**Records:**
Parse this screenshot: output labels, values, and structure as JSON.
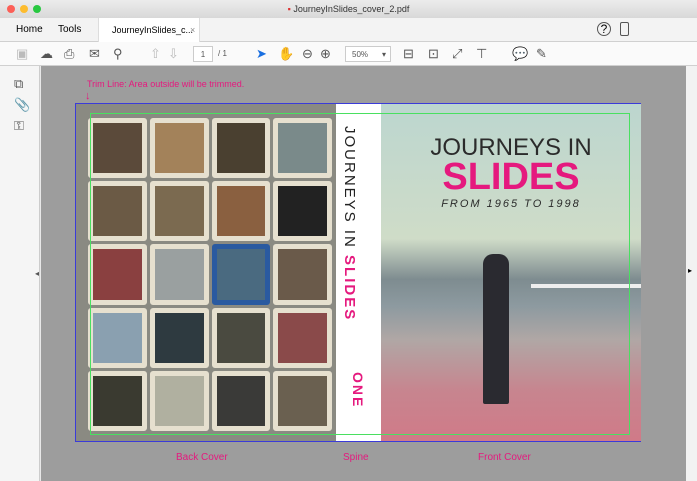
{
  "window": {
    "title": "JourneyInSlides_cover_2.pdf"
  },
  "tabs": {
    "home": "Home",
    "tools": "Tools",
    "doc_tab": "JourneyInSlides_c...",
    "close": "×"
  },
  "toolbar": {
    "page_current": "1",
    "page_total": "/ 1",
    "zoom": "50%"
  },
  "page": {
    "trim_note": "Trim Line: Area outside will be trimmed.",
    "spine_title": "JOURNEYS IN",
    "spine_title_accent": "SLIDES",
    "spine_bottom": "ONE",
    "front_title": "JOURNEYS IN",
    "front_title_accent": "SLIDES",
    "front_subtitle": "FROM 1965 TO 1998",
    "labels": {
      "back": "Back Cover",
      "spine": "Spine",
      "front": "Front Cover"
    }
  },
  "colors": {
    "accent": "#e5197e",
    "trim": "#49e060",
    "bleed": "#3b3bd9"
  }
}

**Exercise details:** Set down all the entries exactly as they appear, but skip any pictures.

**Response to this task:**
Parse this screenshot: output labels, values, and structure as JSON.
{
  "window": {
    "title": "JourneyInSlides_cover_2.pdf"
  },
  "tabs": {
    "home": "Home",
    "tools": "Tools",
    "doc_tab": "JourneyInSlides_c...",
    "close": "×"
  },
  "toolbar": {
    "page_current": "1",
    "page_total": "/ 1",
    "zoom": "50%"
  },
  "page": {
    "trim_note": "Trim Line: Area outside will be trimmed.",
    "spine_title": "JOURNEYS IN",
    "spine_title_accent": "SLIDES",
    "spine_bottom": "ONE",
    "front_title": "JOURNEYS IN",
    "front_title_accent": "SLIDES",
    "front_subtitle": "FROM 1965 TO 1998",
    "labels": {
      "back": "Back Cover",
      "spine": "Spine",
      "front": "Front Cover"
    }
  },
  "colors": {
    "accent": "#e5197e",
    "trim": "#49e060",
    "bleed": "#3b3bd9"
  }
}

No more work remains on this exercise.